RECORDS PROVIDED:
######
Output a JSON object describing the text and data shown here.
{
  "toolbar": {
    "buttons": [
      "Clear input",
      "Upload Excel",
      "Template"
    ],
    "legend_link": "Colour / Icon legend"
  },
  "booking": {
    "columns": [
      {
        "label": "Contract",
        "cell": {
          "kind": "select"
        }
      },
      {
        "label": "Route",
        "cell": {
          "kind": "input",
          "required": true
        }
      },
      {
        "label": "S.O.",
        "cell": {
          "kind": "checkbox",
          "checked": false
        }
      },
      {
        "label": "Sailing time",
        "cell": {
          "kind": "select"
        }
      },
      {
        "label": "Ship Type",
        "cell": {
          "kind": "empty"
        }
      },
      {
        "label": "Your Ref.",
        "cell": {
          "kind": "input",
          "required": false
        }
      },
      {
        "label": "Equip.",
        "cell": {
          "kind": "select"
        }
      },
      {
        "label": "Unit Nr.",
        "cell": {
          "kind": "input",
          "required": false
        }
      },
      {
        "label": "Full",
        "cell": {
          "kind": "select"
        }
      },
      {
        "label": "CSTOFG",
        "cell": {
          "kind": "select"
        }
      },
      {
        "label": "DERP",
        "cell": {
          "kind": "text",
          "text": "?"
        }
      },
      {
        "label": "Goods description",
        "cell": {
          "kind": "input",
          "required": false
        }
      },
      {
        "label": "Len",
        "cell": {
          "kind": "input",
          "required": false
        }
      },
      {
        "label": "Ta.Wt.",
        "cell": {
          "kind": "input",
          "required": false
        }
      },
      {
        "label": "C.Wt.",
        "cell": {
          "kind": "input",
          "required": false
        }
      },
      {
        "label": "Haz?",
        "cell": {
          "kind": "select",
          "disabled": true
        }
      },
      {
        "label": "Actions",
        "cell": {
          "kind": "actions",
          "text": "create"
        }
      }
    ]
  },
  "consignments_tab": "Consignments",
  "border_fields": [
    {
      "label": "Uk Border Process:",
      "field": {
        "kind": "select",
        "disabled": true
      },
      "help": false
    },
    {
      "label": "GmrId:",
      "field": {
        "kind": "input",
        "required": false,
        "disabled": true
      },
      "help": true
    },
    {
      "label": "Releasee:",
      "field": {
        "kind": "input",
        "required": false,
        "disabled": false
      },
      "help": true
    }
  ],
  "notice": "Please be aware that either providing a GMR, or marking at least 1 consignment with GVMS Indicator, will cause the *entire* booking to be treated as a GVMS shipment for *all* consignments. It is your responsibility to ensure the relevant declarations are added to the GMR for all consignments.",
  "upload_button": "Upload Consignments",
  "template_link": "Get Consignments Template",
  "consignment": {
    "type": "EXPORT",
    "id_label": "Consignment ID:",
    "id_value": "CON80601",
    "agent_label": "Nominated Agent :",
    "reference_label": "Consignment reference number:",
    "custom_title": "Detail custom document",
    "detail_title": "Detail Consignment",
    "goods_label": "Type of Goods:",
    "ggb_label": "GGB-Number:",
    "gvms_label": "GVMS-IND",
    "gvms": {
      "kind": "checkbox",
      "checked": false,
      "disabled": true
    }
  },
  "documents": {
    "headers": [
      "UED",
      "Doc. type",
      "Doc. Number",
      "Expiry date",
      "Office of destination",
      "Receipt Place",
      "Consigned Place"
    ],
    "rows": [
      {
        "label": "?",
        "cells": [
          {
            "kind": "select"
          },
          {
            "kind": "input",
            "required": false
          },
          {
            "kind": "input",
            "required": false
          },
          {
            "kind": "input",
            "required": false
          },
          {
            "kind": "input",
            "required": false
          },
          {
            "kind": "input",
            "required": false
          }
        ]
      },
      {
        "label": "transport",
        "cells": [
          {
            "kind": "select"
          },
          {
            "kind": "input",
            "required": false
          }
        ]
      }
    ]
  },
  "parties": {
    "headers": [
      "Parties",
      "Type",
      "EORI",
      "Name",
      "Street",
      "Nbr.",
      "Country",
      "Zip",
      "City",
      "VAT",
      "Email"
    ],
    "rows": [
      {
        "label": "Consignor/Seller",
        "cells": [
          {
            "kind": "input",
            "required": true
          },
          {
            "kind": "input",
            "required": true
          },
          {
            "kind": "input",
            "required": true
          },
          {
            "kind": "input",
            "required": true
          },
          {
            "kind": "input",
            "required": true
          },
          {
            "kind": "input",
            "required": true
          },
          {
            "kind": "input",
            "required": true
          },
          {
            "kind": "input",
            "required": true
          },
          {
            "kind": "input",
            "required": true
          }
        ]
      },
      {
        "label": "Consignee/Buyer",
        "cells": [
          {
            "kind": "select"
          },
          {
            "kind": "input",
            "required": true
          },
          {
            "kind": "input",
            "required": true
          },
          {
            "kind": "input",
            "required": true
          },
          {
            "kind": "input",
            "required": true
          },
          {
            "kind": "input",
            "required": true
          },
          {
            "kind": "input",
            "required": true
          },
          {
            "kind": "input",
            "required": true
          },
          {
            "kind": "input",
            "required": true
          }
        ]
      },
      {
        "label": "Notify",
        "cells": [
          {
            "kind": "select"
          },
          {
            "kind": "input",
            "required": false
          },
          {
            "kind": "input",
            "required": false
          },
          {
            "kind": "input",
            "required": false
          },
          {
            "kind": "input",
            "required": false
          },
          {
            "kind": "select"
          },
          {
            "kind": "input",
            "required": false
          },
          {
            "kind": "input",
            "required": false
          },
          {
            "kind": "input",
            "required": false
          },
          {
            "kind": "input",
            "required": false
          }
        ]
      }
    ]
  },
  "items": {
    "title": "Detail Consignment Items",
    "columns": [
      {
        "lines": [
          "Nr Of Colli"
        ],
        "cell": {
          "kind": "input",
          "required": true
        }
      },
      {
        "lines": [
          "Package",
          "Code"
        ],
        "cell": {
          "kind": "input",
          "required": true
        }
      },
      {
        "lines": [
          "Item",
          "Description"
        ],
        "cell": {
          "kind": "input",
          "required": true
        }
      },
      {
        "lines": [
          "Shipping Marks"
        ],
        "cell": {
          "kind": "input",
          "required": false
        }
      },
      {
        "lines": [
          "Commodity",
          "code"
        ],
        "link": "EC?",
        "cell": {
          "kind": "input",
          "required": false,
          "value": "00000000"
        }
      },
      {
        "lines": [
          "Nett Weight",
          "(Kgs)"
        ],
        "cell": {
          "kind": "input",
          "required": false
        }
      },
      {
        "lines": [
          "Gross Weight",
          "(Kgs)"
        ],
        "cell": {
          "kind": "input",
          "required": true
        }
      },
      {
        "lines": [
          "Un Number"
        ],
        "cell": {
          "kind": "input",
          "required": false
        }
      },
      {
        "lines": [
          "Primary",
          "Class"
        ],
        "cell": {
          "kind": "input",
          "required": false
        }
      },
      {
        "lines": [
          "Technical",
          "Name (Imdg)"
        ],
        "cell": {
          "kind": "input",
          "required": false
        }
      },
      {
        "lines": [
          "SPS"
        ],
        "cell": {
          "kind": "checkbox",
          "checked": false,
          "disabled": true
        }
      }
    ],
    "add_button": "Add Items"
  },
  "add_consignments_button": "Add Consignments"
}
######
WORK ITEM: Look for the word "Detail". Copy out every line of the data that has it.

TASK SOLUTION:
    "custom_title": "Detail custom document",
    "detail_title": "Detail Consignment",
    "title": "Detail Consignment Items",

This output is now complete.